## [Problem statement]
Give the count of lines that hold the word "sales" in this listing, with nothing added.

## [Stored data]
* * * * * * * * *
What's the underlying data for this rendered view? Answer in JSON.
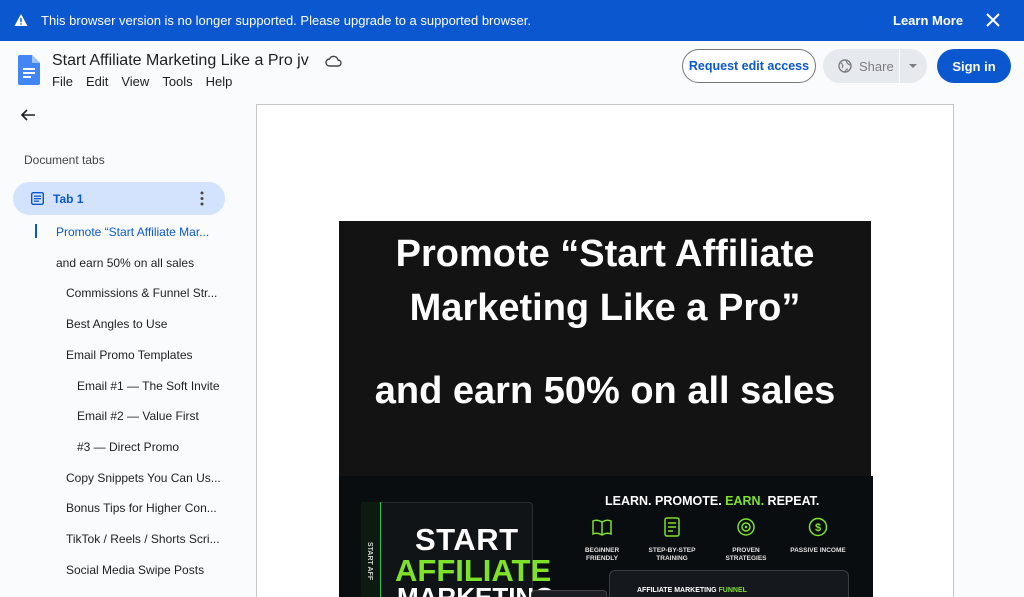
{
  "banner": {
    "message": "This browser version is no longer supported. Please upgrade to a supported browser.",
    "learn_more": "Learn More",
    "icons": {
      "warning": "warning-icon",
      "close": "close-icon"
    }
  },
  "header": {
    "title": "Start Affiliate Marketing Like a Pro jv",
    "menu": [
      "File",
      "Edit",
      "View",
      "Tools",
      "Help"
    ],
    "request_access": "Request edit access",
    "share": "Share",
    "sign_in": "Sign in",
    "accent_color": "#0b57d0"
  },
  "sidebar": {
    "section_label": "Document tabs",
    "tab": {
      "label": "Tab 1"
    },
    "outline": [
      {
        "label": "Promote “Start Affiliate Mar...",
        "level": 1,
        "active": true
      },
      {
        "label": "and earn 50% on all sales",
        "level": 1,
        "active": false
      },
      {
        "label": "Commissions & Funnel Str...",
        "level": 2,
        "active": false
      },
      {
        "label": "Best Angles to Use",
        "level": 2,
        "active": false
      },
      {
        "label": "Email Promo Templates",
        "level": 2,
        "active": false
      },
      {
        "label": "Email #1 — The Soft Invite",
        "level": 3,
        "active": false
      },
      {
        "label": "Email #2 — Value First",
        "level": 3,
        "active": false
      },
      {
        "label": "#3 — Direct Promo",
        "level": 3,
        "active": false
      },
      {
        "label": "Copy Snippets You Can Us...",
        "level": 2,
        "active": false
      },
      {
        "label": "Bonus Tips for Higher Con...",
        "level": 2,
        "active": false
      },
      {
        "label": "TikTok / Reels / Shorts Scri...",
        "level": 2,
        "active": false
      },
      {
        "label": "Social Media Swipe Posts",
        "level": 2,
        "active": false
      }
    ]
  },
  "document": {
    "heading_line1": "Promote “Start Affiliate",
    "heading_line2": "Marketing Like a Pro”",
    "subheading": "and earn 50% on all sales",
    "promo": {
      "tagline_learn": "LEARN. PROMOTE. ",
      "tagline_earn": "EARN.",
      "tagline_repeat": " REPEAT.",
      "features": [
        "BEGINNER FRIENDLY",
        "STEP-BY-STEP TRAINING",
        "PROVEN STRATEGIES",
        "PASSIVE INCOME"
      ],
      "box_start": "START",
      "box_affiliate": "AFFILIATE",
      "box_marketing": "MARKETING",
      "spine": "START AFF",
      "funnel_prefix": "AFFILIATE MARKETING ",
      "funnel_word": "FUNNEL"
    }
  }
}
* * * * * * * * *
## [Answer space]
2